  • Generally not reducing the other culture (or its people) to a westernized caricature
  • Not sucking
At the moment, I'm working on an outline for a new novel that features an entire cast of people whose skin colours are varying shades of brown, which is an element I've never written before. (It kinda has to happen, since the continent I made is right on the equator. Doesn't make sense to have fair-skinned people anywhere else besides the floating island kingdom overhead where everyone lives indoors.) Not only that, but I'm also drawing on my experiences of hiking in Malaysian forests and mountains for some of the scenes, and it's also the first tropical map I've ever drawn.

But as always, I fear, you know, that I may accidentally exoticise. I already have tapirs in the story, who serve as steeds for travellers that travel up to the highlands to deliver sacrifices. I mentioned this in my LJ, and a friend immediately gushed, "I love that idea! So great to include exotic animals in your story!"

Which is nice and all, but... tapirs... aren't... exotic. Not in my worldview. They're endangered. And they're really fucking cute. But I guess that the only way I'll know if I accidentally exoticise them too much is when I write them and someone points it out, even as I'm going to portray them as perfectly normal animals living on this fictional continent that are endangered in real life.

I told another friend living in Malaysia, and he laughed, "wah, so Malaysiana, your story" and... I felt... small. I don't even know why. I felt like I was appropriating Malay culture. Should I even be writing brown-skinned people?

I'm going to write it anyway and see what happens. Maybe it'll suck and I'll be back at Square One. Maybe it'll be half-decent and I'll get a few beta-readers who're sensitive to these sorts of things and get them to critique it.

But really, the best I'm hoping for at this point is not sucking, wholesale.

2 comments:

  1. I'm sorry that your plot got ridiculed. I suppose people view writing as an intellectual and cultured creative process (= a white man's preserve) and internally expect (sci-fi) narratives and characters to be kind of white, with white names and personalities. Anything that sounds too much like home, is well, kind of silly considering the borderless, timeless nature of science fiction.

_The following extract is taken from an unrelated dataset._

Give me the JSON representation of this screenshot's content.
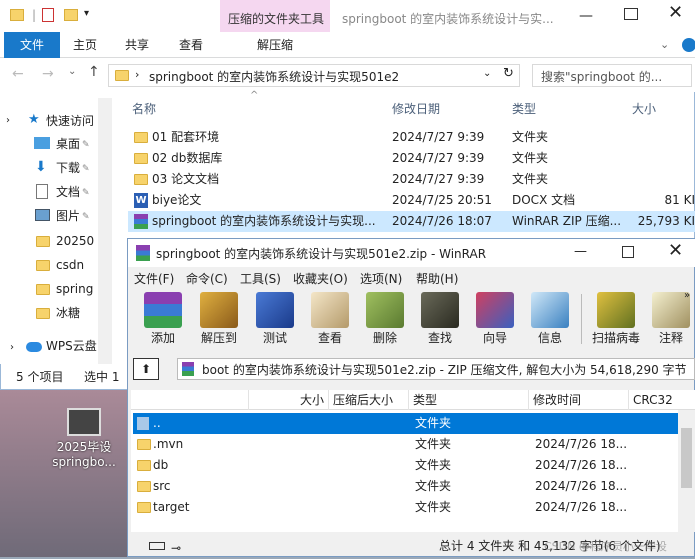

    ReplyDelete
  2. Have you tried Writing the Other by Nisi Shawl and Cynthia Ward?

    ReplyDelete